WHAT THIS TASK INVOLVES:
Go over the entries and report the lines where the word "footer" occurs.

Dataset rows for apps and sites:

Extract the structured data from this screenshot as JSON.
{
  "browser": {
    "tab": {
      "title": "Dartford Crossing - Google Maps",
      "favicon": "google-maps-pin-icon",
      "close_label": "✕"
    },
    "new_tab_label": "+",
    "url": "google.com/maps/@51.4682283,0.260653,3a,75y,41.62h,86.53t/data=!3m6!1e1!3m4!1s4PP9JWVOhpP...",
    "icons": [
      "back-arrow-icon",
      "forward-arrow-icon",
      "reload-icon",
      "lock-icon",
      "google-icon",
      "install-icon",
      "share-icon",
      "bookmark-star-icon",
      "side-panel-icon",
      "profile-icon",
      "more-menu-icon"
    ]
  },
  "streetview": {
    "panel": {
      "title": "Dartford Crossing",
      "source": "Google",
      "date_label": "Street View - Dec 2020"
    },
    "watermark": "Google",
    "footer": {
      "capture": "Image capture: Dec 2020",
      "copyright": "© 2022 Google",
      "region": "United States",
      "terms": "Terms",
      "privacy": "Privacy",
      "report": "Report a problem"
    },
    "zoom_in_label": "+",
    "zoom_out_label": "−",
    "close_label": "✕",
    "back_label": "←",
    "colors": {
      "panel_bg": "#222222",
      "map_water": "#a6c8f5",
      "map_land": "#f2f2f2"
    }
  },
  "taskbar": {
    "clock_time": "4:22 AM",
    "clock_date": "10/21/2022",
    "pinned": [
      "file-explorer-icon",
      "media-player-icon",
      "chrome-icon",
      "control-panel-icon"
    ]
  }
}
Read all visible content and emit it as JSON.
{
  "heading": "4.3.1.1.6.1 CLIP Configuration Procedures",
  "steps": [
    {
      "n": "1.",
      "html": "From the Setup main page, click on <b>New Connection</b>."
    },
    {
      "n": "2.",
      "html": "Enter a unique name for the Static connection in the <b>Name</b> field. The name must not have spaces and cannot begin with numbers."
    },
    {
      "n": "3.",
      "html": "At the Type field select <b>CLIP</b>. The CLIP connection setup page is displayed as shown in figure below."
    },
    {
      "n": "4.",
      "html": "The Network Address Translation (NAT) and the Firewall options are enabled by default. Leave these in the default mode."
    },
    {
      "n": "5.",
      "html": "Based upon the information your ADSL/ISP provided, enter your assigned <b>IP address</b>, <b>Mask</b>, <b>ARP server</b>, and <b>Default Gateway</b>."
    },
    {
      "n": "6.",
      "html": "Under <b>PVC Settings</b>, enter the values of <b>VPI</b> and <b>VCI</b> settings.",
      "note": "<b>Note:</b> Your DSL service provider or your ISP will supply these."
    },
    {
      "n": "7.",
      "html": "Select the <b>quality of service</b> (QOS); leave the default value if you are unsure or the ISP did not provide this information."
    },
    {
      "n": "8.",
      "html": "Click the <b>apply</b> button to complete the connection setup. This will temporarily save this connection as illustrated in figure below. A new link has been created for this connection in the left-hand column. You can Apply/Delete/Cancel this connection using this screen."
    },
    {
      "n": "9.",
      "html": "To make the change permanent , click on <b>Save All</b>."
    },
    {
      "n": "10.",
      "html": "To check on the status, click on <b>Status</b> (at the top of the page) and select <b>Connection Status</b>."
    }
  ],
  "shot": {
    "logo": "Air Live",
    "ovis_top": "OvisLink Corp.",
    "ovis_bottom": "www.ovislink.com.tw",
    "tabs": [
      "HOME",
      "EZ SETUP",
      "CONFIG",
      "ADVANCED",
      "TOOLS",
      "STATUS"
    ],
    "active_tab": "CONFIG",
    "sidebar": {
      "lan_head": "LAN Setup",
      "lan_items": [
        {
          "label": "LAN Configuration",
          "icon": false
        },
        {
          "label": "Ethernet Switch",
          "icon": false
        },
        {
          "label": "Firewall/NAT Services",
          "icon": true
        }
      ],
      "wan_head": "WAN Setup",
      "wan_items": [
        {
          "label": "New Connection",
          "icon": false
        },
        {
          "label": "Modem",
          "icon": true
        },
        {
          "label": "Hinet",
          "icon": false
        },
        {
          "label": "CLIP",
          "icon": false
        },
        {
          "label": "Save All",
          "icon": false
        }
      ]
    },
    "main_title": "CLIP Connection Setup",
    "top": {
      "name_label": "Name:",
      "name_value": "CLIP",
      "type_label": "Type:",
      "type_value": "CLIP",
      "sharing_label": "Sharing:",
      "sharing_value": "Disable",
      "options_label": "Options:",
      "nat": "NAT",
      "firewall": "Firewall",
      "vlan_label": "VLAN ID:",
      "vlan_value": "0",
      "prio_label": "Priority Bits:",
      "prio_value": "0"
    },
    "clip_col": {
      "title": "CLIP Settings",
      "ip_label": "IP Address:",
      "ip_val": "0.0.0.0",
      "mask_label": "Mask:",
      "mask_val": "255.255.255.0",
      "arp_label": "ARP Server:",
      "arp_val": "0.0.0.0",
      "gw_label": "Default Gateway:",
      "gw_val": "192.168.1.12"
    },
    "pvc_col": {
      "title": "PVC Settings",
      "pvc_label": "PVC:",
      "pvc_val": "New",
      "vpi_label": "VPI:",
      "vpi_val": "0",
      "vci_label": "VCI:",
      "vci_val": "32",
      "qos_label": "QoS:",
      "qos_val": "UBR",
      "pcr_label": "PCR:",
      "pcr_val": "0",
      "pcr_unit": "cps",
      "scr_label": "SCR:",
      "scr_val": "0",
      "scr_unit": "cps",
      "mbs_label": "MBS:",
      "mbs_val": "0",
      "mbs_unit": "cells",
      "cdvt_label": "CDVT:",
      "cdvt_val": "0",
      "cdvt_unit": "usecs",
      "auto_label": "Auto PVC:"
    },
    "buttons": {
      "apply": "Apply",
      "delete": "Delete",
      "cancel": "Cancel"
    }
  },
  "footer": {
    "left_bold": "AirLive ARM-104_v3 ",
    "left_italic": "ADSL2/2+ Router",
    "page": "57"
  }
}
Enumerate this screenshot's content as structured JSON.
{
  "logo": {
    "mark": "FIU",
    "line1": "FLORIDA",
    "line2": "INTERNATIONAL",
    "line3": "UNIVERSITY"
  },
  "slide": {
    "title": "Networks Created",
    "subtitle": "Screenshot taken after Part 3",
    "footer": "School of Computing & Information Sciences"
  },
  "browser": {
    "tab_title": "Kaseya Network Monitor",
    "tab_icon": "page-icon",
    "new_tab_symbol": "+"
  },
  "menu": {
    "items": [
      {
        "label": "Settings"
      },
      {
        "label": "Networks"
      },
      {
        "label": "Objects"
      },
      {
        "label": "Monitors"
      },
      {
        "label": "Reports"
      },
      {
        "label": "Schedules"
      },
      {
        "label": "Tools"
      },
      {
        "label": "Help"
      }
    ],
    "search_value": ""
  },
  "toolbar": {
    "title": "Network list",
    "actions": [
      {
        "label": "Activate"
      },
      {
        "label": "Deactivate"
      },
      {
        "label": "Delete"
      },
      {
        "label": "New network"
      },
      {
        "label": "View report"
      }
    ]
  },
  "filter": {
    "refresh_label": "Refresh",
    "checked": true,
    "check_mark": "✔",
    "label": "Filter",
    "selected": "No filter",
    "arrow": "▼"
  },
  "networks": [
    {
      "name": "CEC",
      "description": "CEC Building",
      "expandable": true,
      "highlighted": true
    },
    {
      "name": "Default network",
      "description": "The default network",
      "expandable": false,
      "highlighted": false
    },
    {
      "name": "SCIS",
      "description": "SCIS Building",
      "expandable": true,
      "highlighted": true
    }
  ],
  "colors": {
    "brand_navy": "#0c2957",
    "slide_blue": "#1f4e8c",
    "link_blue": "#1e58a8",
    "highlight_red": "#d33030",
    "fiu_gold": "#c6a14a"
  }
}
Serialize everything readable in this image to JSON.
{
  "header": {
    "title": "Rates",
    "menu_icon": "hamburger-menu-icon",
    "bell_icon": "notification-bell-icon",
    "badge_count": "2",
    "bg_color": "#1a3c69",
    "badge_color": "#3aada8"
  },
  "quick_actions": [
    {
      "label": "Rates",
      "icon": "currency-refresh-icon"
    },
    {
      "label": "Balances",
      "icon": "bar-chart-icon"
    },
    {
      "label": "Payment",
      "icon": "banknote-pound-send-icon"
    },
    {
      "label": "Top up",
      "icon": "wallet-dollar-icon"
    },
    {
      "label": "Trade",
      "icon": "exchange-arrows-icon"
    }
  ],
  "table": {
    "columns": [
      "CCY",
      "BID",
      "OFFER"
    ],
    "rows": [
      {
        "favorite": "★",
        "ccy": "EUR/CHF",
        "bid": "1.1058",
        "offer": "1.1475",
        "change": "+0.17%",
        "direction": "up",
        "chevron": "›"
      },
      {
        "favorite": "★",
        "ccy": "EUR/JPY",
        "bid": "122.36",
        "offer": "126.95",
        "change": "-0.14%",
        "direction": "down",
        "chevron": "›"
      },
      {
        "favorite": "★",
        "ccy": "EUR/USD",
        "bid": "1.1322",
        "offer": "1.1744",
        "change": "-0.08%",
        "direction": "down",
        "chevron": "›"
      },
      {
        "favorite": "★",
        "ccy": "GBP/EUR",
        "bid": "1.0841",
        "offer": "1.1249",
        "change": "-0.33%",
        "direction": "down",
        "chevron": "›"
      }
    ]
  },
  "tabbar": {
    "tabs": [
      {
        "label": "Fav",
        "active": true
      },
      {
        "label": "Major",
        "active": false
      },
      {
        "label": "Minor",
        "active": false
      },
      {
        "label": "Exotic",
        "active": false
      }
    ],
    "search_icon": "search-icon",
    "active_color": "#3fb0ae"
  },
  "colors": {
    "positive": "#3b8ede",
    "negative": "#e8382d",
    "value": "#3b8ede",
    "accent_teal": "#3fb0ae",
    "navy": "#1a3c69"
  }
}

SOLUTION:
    "footer": {
  "footer": {
    "footer": "School of Computing & Information Sciences"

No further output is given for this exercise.